Every line containing the string "screenshot" is to be copied from the records.

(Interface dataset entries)
====

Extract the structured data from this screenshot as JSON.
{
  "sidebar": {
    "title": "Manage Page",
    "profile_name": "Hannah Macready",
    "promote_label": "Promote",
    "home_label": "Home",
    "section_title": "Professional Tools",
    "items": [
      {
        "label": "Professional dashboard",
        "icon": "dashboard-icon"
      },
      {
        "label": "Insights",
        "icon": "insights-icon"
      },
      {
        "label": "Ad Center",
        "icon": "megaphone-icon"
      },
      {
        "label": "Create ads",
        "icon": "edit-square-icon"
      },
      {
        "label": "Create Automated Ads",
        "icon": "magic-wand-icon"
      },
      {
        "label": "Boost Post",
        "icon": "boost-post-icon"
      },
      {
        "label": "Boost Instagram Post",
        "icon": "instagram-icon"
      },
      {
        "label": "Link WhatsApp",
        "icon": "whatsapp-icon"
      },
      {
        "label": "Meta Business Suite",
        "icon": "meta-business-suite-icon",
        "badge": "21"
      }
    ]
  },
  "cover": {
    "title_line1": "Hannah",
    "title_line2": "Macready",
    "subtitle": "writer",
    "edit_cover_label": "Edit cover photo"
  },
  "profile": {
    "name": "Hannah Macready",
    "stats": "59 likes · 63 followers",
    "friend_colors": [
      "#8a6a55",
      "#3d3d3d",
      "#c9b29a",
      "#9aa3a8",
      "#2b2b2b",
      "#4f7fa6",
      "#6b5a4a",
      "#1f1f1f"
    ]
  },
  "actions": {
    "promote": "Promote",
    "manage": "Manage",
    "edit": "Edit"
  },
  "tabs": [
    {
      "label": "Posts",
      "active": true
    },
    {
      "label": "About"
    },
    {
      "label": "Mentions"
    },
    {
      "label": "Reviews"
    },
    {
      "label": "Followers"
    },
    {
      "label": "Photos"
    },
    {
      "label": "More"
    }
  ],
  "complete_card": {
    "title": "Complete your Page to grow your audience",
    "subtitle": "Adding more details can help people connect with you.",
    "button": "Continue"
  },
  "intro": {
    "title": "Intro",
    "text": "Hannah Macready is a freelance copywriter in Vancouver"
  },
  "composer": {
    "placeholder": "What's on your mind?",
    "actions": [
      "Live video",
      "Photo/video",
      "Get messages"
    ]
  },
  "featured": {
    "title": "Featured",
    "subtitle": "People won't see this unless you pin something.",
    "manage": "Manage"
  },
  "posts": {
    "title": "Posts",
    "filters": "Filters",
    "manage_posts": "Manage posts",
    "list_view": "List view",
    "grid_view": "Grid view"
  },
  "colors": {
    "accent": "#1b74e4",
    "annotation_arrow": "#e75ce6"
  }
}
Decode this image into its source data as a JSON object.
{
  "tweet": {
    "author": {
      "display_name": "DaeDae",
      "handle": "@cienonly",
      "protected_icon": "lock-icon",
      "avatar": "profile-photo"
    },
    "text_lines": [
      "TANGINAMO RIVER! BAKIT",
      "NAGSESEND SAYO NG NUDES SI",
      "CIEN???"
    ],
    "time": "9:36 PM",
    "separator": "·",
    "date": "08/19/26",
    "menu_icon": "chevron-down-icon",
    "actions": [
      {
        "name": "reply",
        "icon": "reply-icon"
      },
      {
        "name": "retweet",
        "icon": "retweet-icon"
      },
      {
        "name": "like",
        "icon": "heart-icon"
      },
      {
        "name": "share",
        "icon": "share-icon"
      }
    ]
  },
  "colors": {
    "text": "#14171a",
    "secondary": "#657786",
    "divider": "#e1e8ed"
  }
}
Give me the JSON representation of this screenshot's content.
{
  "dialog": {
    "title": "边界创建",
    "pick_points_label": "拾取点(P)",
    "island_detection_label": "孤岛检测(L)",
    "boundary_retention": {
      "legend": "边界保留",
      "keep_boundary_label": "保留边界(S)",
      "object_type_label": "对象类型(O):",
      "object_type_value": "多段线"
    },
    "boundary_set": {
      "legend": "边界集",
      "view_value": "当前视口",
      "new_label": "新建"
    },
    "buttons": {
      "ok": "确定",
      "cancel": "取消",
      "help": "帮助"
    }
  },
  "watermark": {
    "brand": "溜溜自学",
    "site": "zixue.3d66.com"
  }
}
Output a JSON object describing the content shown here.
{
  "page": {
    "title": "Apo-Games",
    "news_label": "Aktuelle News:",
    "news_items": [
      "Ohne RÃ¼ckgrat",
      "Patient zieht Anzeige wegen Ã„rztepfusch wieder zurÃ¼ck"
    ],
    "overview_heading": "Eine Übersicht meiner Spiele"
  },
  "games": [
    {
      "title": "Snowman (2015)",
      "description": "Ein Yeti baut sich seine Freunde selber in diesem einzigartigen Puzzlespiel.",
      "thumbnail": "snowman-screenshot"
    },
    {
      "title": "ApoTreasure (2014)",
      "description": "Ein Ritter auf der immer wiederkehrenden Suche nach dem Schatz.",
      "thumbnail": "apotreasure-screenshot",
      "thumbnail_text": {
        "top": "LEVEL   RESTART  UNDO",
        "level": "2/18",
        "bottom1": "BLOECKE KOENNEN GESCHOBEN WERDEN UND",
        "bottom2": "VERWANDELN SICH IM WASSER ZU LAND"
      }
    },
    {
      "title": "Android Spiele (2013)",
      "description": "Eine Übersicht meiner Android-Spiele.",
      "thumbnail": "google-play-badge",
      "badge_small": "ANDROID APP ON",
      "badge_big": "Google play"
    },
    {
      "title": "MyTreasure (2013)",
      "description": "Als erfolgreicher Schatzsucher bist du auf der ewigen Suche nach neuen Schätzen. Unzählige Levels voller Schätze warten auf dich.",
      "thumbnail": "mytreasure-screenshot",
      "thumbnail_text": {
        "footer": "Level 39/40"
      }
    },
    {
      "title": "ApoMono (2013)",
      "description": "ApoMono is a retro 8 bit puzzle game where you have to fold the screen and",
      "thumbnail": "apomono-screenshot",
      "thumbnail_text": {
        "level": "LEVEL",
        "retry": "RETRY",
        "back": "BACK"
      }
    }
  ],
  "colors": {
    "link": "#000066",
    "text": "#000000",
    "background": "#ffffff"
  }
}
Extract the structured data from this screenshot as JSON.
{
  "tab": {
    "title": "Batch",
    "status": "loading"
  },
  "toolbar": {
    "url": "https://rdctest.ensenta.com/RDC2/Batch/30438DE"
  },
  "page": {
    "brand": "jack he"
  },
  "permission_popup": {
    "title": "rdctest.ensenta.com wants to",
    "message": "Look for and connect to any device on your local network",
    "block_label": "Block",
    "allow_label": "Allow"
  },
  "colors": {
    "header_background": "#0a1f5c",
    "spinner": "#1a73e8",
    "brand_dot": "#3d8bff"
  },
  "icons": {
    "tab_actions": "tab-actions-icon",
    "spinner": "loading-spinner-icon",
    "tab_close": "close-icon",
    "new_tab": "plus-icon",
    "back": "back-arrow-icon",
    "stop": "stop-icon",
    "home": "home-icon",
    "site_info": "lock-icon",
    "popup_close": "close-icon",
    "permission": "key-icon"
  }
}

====

### Result of the task
Extract the structured data from this screenshot as JSON.
Give me the JSON representation of this screenshot's content.
      "thumbnail": "snowman-screenshot"
      "thumbnail": "apotreasure-screenshot",
      "thumbnail": "mytreasure-screenshot",
      "thumbnail": "apomono-screenshot",
Extract the structured data from this screenshot as JSON.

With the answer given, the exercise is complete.